The chip-to-chip links were baked into the original design of the TSP to allow Groq to gang them up in a single box. “This is entirely unique; it is a low overhead network that doesn’t require external chips and allows, at the software level, to make multiple TSPs look like a single unit,” Leszinske says. This differs, of course, from a CPU or GPU with its multi-level caches that require duplicating data, thus avoiding losing memory to caches with their own subsets of data.
This begs the question of what the Groqware SDK sees. “Those links were architecture from the beginning. We started down the path of the SDK for one chip, then customers wanted to put multiple cards in a box. The initial customers we talked to in fintech and at the national labs had problems that went well beyond a single chip and they wanted more compute and memory and needed the TSPs together. We always planned on doing this, but just not so soon,” Leszinske adds.
There had to be the ability to connect multiple cards, Leszinske says of the design process. “We have 16 chip to chip connects on every single component and this cards allows you to do direct connections between four of the cards but down the road we’re looking at how to make it so even more of them can be directly interconnected but this incarnation of the node, this 2X4 layout where you can use the eight cards together or independently. But each card is connected to three others, that gives the best scalability for passing weights and measures between chips.”

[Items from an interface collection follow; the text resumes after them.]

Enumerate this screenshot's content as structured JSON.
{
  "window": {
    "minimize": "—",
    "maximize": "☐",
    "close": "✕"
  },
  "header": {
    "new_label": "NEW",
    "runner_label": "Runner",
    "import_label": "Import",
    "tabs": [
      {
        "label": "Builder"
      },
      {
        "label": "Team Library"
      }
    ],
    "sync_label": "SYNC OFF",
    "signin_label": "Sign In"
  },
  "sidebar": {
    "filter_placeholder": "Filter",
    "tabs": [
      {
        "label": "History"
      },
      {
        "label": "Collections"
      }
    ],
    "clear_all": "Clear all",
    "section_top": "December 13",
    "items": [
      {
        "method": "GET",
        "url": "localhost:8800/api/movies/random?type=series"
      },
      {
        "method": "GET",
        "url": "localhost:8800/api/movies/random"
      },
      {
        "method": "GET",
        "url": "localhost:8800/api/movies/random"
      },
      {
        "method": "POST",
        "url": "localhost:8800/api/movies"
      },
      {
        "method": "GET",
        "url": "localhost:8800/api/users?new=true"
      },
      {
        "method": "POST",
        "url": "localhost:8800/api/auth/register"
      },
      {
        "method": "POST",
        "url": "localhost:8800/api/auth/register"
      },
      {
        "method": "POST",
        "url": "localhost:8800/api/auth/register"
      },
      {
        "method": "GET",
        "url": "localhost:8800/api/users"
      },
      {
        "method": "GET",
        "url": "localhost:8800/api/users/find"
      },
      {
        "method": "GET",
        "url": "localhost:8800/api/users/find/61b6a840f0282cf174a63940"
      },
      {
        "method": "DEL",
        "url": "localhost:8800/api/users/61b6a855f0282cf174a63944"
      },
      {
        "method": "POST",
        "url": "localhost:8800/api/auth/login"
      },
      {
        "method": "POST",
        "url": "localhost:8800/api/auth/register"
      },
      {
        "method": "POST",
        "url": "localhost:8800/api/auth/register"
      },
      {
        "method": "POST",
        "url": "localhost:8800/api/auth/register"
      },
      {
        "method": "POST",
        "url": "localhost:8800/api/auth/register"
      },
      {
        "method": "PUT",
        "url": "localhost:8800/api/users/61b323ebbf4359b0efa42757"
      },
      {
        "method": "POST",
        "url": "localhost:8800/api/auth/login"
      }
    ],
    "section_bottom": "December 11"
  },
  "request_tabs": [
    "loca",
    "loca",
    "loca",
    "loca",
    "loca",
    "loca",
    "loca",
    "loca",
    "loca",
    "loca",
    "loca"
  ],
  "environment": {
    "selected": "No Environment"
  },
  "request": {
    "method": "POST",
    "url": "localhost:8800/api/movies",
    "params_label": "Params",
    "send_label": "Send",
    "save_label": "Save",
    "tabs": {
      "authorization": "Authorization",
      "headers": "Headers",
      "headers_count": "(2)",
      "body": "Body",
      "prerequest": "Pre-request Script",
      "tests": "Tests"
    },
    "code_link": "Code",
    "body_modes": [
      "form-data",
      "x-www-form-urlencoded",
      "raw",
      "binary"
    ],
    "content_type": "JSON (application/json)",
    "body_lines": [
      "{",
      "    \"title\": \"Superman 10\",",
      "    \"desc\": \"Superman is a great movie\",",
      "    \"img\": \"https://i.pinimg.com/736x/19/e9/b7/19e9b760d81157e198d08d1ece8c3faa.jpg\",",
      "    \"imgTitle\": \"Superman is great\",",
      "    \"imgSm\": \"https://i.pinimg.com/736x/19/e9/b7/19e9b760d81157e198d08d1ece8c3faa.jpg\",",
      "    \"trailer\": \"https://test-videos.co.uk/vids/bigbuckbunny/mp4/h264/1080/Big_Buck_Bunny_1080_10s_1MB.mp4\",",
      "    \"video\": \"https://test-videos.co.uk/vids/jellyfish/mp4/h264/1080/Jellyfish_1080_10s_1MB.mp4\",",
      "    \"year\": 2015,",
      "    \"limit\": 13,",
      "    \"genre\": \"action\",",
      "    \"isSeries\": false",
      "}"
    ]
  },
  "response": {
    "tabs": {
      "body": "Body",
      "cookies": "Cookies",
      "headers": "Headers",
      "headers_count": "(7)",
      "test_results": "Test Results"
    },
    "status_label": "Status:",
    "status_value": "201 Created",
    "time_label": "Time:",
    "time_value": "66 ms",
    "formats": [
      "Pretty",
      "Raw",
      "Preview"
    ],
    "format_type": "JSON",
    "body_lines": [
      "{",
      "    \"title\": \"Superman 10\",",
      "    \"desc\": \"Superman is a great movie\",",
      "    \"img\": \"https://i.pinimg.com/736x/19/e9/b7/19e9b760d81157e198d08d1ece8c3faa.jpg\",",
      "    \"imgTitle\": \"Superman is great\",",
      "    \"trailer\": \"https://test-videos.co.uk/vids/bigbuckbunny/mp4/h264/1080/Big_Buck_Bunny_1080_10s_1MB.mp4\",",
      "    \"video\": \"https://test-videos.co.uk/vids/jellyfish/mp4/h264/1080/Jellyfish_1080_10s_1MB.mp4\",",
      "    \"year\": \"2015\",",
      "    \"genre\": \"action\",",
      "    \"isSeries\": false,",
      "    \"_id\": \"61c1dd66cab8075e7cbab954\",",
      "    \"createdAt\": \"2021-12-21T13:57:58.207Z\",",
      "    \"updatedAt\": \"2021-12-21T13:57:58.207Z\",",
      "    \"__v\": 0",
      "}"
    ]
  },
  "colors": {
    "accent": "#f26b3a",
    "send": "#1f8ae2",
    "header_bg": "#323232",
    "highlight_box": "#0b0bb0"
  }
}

As part of today’s system release they also described the Groqware SDK and API, which is the interface developers will work with to spread their models across multiple chips. As hardware-oriented folks we did not spend much of our allotted time on this, although it is quite important, especially given the sophistication of Groq’s offering from a compiler and backend software standpoint with its intelligent ability to turn off idle components and cleverly route around the right computation for the moment. After all, there’s an element of compute that’s suited for more than one job baked into the TSP with tensor, vector, and dataflow capabilities that can flip on and off. On that note, we’ll point over to the piece from last year where we talked about some of this. Look under the subhead about the compiler leading the hardware horse.
In that linked overview the value of batch size 1 was emphasized as the core difference that would propel high-value areas where extreme low latency would be needed, kicking out results immediately instead of relying on batches to run through. There is clear import there for the financial services industry but for national labs, for instance, the power of Groq’s architecture might be far more in its ability to do general purpose as well as inference.
“We’ve had fintech and national lab customers who want scalability, many are focused on linear algebra and related functions and we’ve been doing a lot of work to enable that, although we have not published some of that work publicly,” Leszinske explains. “We started on inference but our first customers have pushed us to build the Groq Node server because they wanted more in a given area and wanted a box, not just cards. Also, they told us they were moving toward machine learning but linear algebra was a very high value area and they wanted to start there. So we re-prioritized.”
Leszinske adds, “While we talk a lot about machine learning and AI and that has actually been a vision for the company, we have built a general purpose architecture from the standpoint of it’s very good at different workloads…We’re Turing complete; we can do add, subtract, multiple and divide as you’d need in such an architecture but it’s not a bunch of little units optimized for machine learning or ResNet.”